▸ PROBLEM
Check each line of the listing, and copy it if it contains the word "JSON".

▸ DATA EXCERPTS
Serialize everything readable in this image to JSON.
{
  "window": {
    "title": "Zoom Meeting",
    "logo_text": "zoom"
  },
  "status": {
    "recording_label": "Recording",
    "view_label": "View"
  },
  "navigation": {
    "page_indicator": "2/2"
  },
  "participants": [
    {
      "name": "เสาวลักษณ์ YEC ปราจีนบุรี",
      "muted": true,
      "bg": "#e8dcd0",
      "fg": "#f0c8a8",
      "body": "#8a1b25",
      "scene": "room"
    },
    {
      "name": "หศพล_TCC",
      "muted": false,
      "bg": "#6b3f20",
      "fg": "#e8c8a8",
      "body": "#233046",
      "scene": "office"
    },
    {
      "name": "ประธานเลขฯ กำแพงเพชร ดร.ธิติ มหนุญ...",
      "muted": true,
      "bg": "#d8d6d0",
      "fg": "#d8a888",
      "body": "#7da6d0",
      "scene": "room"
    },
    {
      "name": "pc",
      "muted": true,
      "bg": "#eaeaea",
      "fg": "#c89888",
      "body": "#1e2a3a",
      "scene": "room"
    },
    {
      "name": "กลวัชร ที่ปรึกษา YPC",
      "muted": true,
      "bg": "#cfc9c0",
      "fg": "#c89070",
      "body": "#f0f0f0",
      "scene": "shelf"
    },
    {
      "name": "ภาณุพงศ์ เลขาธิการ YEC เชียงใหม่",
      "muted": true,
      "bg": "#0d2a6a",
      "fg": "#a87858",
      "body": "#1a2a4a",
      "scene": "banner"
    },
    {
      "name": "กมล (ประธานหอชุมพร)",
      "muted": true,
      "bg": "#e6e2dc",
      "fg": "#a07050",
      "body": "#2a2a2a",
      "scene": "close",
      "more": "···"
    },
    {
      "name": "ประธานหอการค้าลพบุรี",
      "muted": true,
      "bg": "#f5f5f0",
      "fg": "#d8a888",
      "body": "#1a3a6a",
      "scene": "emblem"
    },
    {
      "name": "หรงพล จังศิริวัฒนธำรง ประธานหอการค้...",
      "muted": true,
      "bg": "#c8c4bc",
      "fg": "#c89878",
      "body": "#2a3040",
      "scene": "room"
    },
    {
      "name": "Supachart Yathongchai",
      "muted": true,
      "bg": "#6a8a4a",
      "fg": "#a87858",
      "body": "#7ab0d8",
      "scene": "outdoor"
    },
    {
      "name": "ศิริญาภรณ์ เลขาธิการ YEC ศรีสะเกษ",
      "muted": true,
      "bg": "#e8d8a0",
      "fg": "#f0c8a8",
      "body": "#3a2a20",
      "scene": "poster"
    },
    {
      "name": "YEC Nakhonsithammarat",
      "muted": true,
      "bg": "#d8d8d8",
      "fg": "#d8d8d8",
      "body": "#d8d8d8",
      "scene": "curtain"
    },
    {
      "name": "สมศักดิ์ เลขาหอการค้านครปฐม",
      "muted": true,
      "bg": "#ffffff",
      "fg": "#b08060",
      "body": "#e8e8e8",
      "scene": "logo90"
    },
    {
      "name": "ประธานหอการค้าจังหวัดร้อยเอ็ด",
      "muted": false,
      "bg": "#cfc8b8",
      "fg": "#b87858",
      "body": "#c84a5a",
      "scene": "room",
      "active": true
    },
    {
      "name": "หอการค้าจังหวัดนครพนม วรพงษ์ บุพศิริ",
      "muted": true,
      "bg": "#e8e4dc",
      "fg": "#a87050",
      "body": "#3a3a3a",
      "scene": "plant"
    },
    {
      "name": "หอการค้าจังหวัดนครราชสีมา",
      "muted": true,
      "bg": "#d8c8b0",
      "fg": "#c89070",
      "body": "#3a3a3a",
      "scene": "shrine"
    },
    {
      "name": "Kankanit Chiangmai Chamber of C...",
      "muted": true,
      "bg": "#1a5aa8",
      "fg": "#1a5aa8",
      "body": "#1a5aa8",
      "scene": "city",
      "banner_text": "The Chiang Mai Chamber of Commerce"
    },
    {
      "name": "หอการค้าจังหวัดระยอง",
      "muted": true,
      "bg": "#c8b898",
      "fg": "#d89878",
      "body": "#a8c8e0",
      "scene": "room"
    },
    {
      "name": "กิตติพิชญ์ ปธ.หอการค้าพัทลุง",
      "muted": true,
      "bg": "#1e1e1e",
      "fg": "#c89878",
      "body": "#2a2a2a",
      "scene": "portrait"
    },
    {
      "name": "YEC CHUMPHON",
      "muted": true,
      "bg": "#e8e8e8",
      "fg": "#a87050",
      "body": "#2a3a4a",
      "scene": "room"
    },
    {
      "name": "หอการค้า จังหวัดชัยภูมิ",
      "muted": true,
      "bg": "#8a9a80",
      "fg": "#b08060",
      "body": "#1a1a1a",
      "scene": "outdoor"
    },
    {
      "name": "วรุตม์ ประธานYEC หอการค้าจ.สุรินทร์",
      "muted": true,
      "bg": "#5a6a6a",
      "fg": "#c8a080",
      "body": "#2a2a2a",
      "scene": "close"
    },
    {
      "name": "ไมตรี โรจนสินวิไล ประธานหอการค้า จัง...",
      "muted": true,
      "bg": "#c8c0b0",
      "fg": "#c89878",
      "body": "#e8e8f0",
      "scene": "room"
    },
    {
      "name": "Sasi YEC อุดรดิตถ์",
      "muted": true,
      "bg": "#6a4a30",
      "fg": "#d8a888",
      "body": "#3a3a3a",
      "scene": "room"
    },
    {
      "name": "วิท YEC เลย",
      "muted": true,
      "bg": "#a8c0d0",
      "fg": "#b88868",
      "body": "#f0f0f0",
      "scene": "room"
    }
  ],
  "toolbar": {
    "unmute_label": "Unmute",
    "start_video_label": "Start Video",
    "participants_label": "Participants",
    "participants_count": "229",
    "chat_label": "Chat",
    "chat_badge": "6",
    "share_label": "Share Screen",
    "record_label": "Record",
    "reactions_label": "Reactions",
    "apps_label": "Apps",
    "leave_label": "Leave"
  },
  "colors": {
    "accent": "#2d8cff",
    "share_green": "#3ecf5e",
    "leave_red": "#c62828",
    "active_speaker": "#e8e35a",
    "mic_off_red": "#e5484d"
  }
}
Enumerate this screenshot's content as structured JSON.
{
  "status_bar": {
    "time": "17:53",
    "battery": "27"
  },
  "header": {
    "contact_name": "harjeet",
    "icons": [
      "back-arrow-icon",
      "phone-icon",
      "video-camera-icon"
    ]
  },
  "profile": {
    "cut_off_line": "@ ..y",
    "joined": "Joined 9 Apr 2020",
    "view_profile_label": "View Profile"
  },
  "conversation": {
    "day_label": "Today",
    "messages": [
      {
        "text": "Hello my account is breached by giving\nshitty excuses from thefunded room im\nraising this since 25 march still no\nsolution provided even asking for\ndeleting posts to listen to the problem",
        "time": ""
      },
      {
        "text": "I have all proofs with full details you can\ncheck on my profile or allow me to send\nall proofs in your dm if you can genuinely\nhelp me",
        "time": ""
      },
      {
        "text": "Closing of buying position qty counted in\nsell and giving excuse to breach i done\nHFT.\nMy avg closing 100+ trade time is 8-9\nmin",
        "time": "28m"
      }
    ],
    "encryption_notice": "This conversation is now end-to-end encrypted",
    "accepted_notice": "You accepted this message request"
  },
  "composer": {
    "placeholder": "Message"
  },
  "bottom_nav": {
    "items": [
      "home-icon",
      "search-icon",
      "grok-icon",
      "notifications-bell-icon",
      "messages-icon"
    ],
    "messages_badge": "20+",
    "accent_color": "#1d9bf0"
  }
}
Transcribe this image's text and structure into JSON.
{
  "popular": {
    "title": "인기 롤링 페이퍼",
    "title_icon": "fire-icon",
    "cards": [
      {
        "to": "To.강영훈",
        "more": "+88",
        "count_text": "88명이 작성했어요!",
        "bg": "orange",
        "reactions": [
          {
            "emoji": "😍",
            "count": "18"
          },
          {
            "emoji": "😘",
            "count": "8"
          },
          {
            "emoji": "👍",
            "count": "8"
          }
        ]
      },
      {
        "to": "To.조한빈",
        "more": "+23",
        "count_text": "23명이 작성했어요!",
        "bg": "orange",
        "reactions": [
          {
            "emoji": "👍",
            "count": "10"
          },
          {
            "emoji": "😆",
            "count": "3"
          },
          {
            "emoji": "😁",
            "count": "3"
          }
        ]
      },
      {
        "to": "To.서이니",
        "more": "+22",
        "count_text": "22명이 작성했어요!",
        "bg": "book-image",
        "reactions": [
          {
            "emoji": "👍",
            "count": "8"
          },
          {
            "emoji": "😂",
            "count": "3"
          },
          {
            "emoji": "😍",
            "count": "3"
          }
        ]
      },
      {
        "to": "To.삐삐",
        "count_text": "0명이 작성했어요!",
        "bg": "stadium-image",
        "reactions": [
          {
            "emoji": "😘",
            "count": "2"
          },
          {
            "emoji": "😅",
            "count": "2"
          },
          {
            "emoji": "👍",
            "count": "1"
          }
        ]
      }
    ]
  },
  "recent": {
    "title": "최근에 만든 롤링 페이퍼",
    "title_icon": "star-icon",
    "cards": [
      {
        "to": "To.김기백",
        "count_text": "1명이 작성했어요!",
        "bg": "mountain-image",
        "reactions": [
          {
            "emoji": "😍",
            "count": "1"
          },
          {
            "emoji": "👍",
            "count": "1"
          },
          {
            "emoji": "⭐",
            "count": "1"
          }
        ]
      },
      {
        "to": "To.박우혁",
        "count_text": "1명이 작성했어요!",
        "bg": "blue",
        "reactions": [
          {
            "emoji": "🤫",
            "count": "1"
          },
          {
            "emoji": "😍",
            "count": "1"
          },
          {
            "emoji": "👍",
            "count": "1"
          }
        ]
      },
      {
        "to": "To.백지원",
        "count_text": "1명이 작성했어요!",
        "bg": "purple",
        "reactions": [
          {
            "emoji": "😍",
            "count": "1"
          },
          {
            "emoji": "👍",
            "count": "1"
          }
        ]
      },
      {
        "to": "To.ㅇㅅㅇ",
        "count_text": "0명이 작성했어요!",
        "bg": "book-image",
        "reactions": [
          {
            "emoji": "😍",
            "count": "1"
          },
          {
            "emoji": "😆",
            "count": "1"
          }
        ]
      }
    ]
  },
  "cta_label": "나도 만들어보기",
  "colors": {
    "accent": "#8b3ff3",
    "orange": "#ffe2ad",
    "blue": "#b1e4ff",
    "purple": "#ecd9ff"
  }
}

▸ RESPONSE FOR THIS EXERCISE
Serialize everything readable in this image to JSON.
Enumerate this screenshot's content as structured JSON.
Transcribe this image's text and structure into JSON.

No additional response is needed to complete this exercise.